* Work item: All of the data below should come back exactly as written, minus its images.

Data about app and page elements:
* * * *

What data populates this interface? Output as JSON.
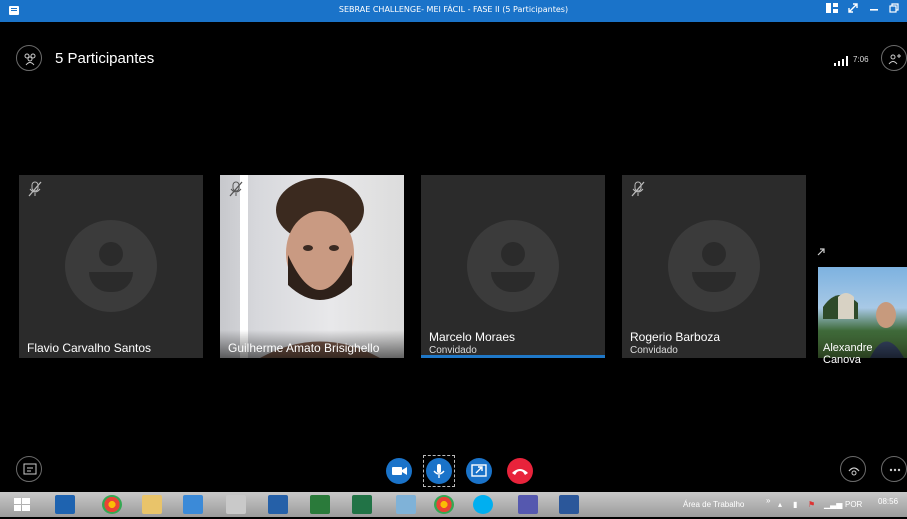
{
  "window": {
    "title": "SEBRAE CHALLENGE- MEI FÁCIL - FASE II (5 Participantes)"
  },
  "header": {
    "participants_label": "5 Participantes",
    "time": "7:06"
  },
  "tiles": [
    {
      "name": "Flavio Carvalho Santos",
      "role": "",
      "muted": true
    },
    {
      "name": "Guilherme Amato Brisighello",
      "role": "",
      "muted": true
    },
    {
      "name": "Marcelo Moraes",
      "role": "Convidado",
      "muted": false
    },
    {
      "name": "Rogerio Barboza",
      "role": "Convidado",
      "muted": true
    },
    {
      "name": "Alexandre Canova",
      "role": "",
      "muted": false
    }
  ],
  "controls": {
    "video": "video-icon",
    "mic": "microphone-icon",
    "share": "share-screen-icon",
    "hangup": "hang-up-icon"
  },
  "taskbar": {
    "area_label": "Área de Trabalho",
    "language": "POR",
    "clock": "08:56"
  },
  "colors": {
    "accent": "#1a73c9",
    "hangup": "#e8233b",
    "tile": "#2b2b2b"
  }
}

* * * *

* Problem solution:
What data populates this interface? Output as JSON.
{
  "window": {
    "title": "SEBRAE CHALLENGE- MEI FÁCIL - FASE II (5 Participantes)"
  },
  "header": {
    "participants_label": "5 Participantes",
    "time": "7:06"
  },
  "tiles": [
    {
      "name": "Flavio Carvalho Santos",
      "role": "",
      "muted": true
    },
    {
      "name": "Guilherme Amato Brisighello",
      "role": "",
      "muted": true
    },
    {
      "name": "Marcelo Moraes",
      "role": "Convidado",
      "muted": false
    },
    {
      "name": "Rogerio Barboza",
      "role": "Convidado",
      "muted": true
    },
    {
      "name": "Alexandre Canova",
      "role": "",
      "muted": false
    }
  ],
  "controls": {
    "video": "video-icon",
    "mic": "microphone-icon",
    "share": "share-screen-icon",
    "hangup": "hang-up-icon"
  },
  "taskbar": {
    "area_label": "Área de Trabalho",
    "language": "POR",
    "clock": "08:56"
  },
  "colors": {
    "accent": "#1a73c9",
    "hangup": "#e8233b",
    "tile": "#2b2b2b"
  }
}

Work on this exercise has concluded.